It’s a bittersweet time here at ARMI. Hozana Castillo, a postdoctoral researcher with the Kaslin Group, will be heading home to Brazil after two invigorating years with us. Although sad to see her go, we are excited to see her expand her career and move on to new challenges. Joining ARMI in 2016, Hozana has since made Australia her second home, growing strong bonds with fellow members of the Kaslin Group, ARMI and Melbourne.

Life of the female scientist will inevitably incur more career disruptions than their male counterparts. For Mirana, her disruption is a tug of war -albeit a good one- between her two loves; science and motherhood. Heading off for six months maternity leave in April, it’s a frantic time for Mirana at ARMI. Juggling the life of group leader, new mother, a soon to be mother of a second child, lab deadlines, impending maternity leave and (to top it off) a burst pipe at home, Mirana’s got her work cut out for her.

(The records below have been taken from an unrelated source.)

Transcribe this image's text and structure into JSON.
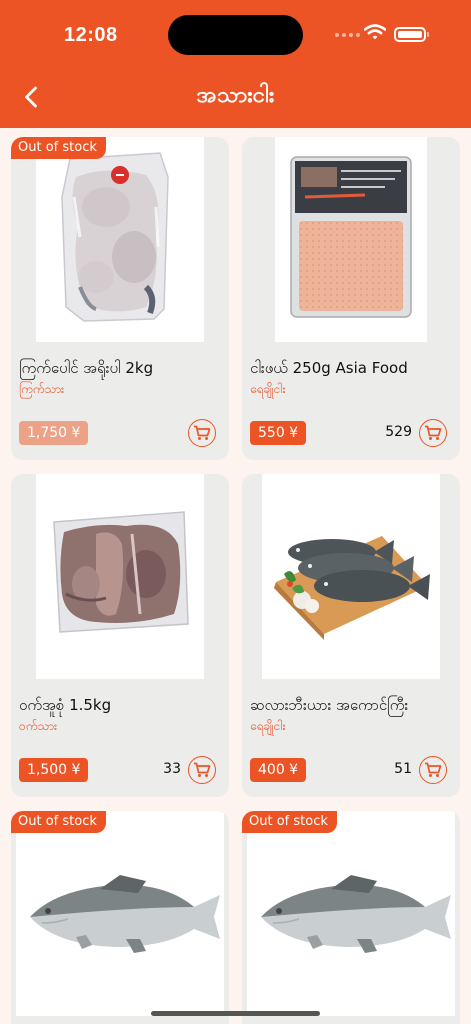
{
  "status_bar": {
    "time": "12:08"
  },
  "header": {
    "title": "အသားငါး"
  },
  "out_of_stock_label": "Out of stock",
  "products": [
    {
      "name": "ကြက်ပေါင် အရိုးပါ 2kg",
      "category": "ကြက်သား",
      "price": "1,750 ¥",
      "stock": "",
      "out_of_stock": true,
      "image": "frozen-chicken-pack"
    },
    {
      "name": "ငါးဖယ် 250g Asia Food",
      "category": "ရေချိုငါး",
      "price": "550 ¥",
      "stock": "529",
      "out_of_stock": false,
      "image": "fish-paste-pack"
    },
    {
      "name": "ဝက်အူစုံ 1.5kg",
      "category": "ဝက်သား",
      "price": "1,500 ¥",
      "stock": "33",
      "out_of_stock": false,
      "image": "frozen-pork-pack"
    },
    {
      "name": "ဆလားဘီးယား အကောင်ကြီး",
      "category": "ရေချိုငါး",
      "price": "400 ¥",
      "stock": "51",
      "out_of_stock": false,
      "image": "tilapia-on-board"
    },
    {
      "name": "",
      "category": "",
      "price": "",
      "stock": "",
      "out_of_stock": true,
      "image": "barramundi-fish"
    },
    {
      "name": "",
      "category": "",
      "price": "",
      "stock": "",
      "out_of_stock": true,
      "image": "barramundi-fish"
    }
  ],
  "colors": {
    "accent": "#ec5426",
    "accent_faded": "#eca287",
    "background": "#fdf3ef",
    "card": "#ececea"
  }
}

A new publication in Nature Communications from the Merson group at ARMI has further defined the relationship between neuronal activity and the process of myelination, a critical step in the development of the central nervous system and in the maintenance of healthy brain function.

A discovery from the Currie Group at the Australian Regenerative Medicine Institute (ARMI), recently published in the high-impact journal Cell Reports, has shown a crucial role for TCP-1 ring complex (TRiC) in the formation of skeletal muscle and the hereditary neuromuscular disorder, nemaline myopathy. This work, led by Senior Research Fellow Dr Joachim Berger, provides novel insights into the genetic and molecular intricacies of muscle development.

A discovery led by Australian scientists at the Australian Regenerative Medicine Institute at Monash University published today, confirms the importance of the transient visual pathway in supporting the reach and grasp response commonly seen in newborn primates within the first few hours or days after birth.

In a first-time discovery (shocking doctors and researchers alike) a young Australian boy has retained his vision despite missing the visual cortex of his brain. Due to a rare metabolic disorder, the seven year old boy - referred to as ‘BI’ - showed no flaws in his vision other than that of nearsightedness. Following the initial discovery and an MRI scan, the Bourne Group at ARMI found an area of the boy's brain compensating for the lack of vision, leading to the hypothesis that the brain had adapted to the lack of visual cortex. This discovery and subsequent research was published recently in “Neuropsychologia